As with any large, dense vegetable, use a lot of care when preparing the kabocha. Put a damp kitchen towel underneath to help stabilize the vegetable. If it’s too difficult to cut on top of the counter, try cutting on the floor, where you will get better leverage and more power to cut through the dense flesh. Also, I carefully dig out the stem first. The divot under the stem is pretty soft. I put my knife tip into that divot and then bring the knife down. Then I turn the kobocha around and do the same on the other side. If you can’t get the knife all the way through, gently ease the knife out, and then put both thumbs into the seam and pry the two halves apart with your hands.
Then it’s time to prep the apples. There’s so much variety available this time of year, so go with what you like. Just not tart green ones, we want a sweet variety. Fuji, gala, and golden delicious are all good options.
Once all the ingredients are prepped, it’s time to cook. I like to use my dutch oven for this, but any heavy bottomed large pot will work.
For this Kabocha Soup I like to use a sweet curry powder. That lends the sweetness and warmth of cloves, coriander, nutmeg, and ginger without the heat of some curries.
Once it comes to a simmer, lower the heat and cover the pot. Cook for 20-25 minutes, until the kabocha is very soft and breaks apart with a fork.
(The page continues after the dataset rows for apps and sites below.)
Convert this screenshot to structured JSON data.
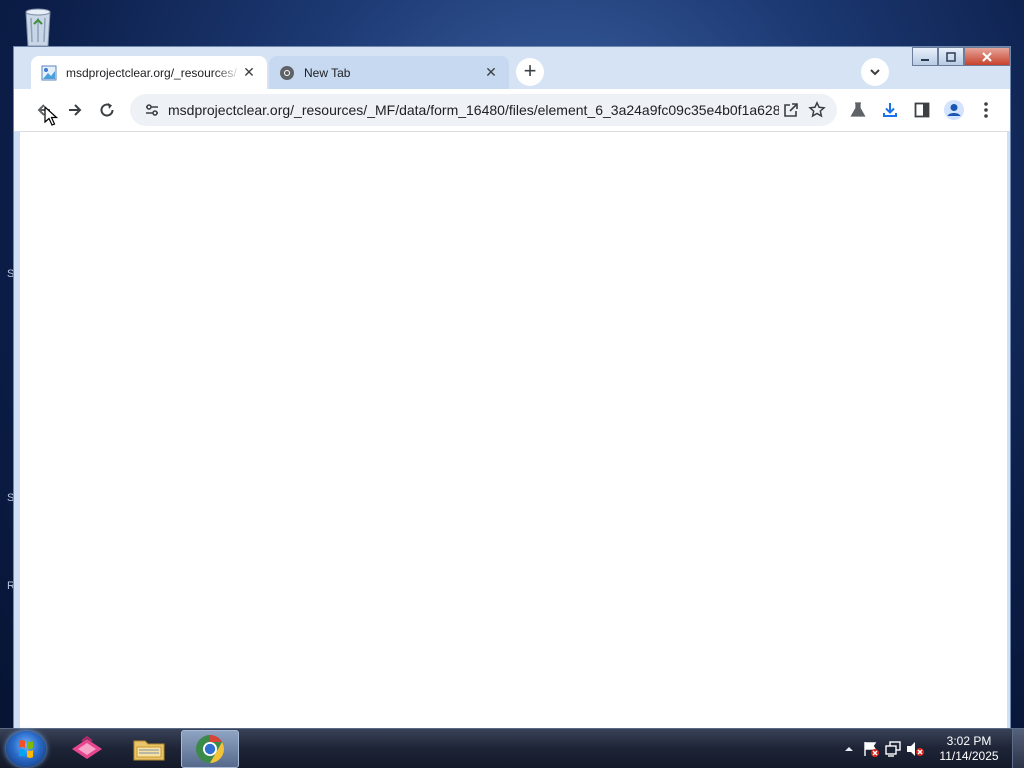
{
  "desktop": {
    "recycle_bin_icon": "recycle-bin-icon",
    "edge_letters": [
      "S",
      "S",
      "R"
    ]
  },
  "browser": {
    "tabs": [
      {
        "title": "msdprojectclear.org/_resources/",
        "favicon": "page-image-icon",
        "active": true
      },
      {
        "title": "New Tab",
        "favicon": "chrome-icon",
        "active": false
      }
    ],
    "new_tab_label": "+",
    "address_bar": {
      "url": "msdprojectclear.org/_resources/_MF/data/form_16480/files/element_6_3a24a9fc09c35e4b0f1a6286..."
    },
    "toolbar_icons": [
      "back-arrow-icon",
      "forward-arrow-icon",
      "reload-icon",
      "tune-icon",
      "share-icon",
      "bookmark-star-icon",
      "labs-flask-icon",
      "download-icon",
      "side-panel-icon",
      "profile-icon",
      "more-menu-icon"
    ]
  },
  "taskbar": {
    "apps": [
      "start-orb",
      "pink-app",
      "file-explorer",
      "chrome"
    ],
    "clock": {
      "time": "3:02 PM",
      "date": "11/14/2025"
    },
    "tray_icons": [
      "show-hidden-icons-arrow",
      "action-center-flag-icon",
      "network-icon",
      "volume-muted-icon"
    ]
  },
  "colors": {
    "tabstrip": "#d6e3f4",
    "omnibox": "#eef1f6",
    "taskbar": "#1d2436",
    "download_accent": "#1a73e8"
  }
}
If the soup is a little thicker than you would like, thin it out with water. I love to serve this with Wild Mushroom Salad for a meatless menu that celebrates fall. Even if I’m still in a tank top… Make Kabocha Soup this week and let me know what you think! Rate or comment on the recipe below, and don’t forget to tag us in your photos @funkyasiankitchen.
- 1 ½ pounds kabocha or butternut squash
- 2 medium apples (anything sweet, not granny smith)
- 3 Tablespoons unsalted butter*
- 1 medium onion, chopped
- 2 tablespoons peeled and chopped ginger (about 1 inch piece)
- 4 cloves garlic, minced
- 2 bay leaves
- 1 tablespoon sweet curry powder
- 1 ½ teaspoon salt
- ¼ teaspoon ground black pepper
- 3 cups apple juice
- 1 cup water
- 1 tablespoon honey
- Carefully peel and seed the kabocha pumpkin. Cut the pumpkin into 1 inch pieces and set aside.
- Peel and core the apples. Dice into 1 inch pieces and set aside.
- Heat a dutch oven over medium heat for several minutes. Add the butter and the onions. Cook the onions for 7-8 minutes, stirring occasionally until soft and translucent. (You do not want to brown the onions).
- Add the curry powder, ginger, garlic, and bay leaves stir into the onions, cooking for another minute.
- Add the apples, kabocha, apple juice, salt, pepper, and honey. Raise the heat to high and bring to a simmer.
- Cover with a lid and lower the heat to medium. Cook for 20-25 minutes until the kabocha is very soft.
- Remove the bay leaves and blend the soup with an immersion blender. (You can also blend in a traditional blender but do not fill more than ½ full and be very careful. Remove the center feed cover and cover with a kitchen towel. Pulse a couple times first and then blend until completely smooth.)
- Adjust the thickness with the cup of water as needed and adjust seasonings to taste with a little salt and pepper.
- Serve immediately.
*use a plant based butter to make it vegan
Keywords: kabocha, pumpkin spice, fall soup, soup, curry, apple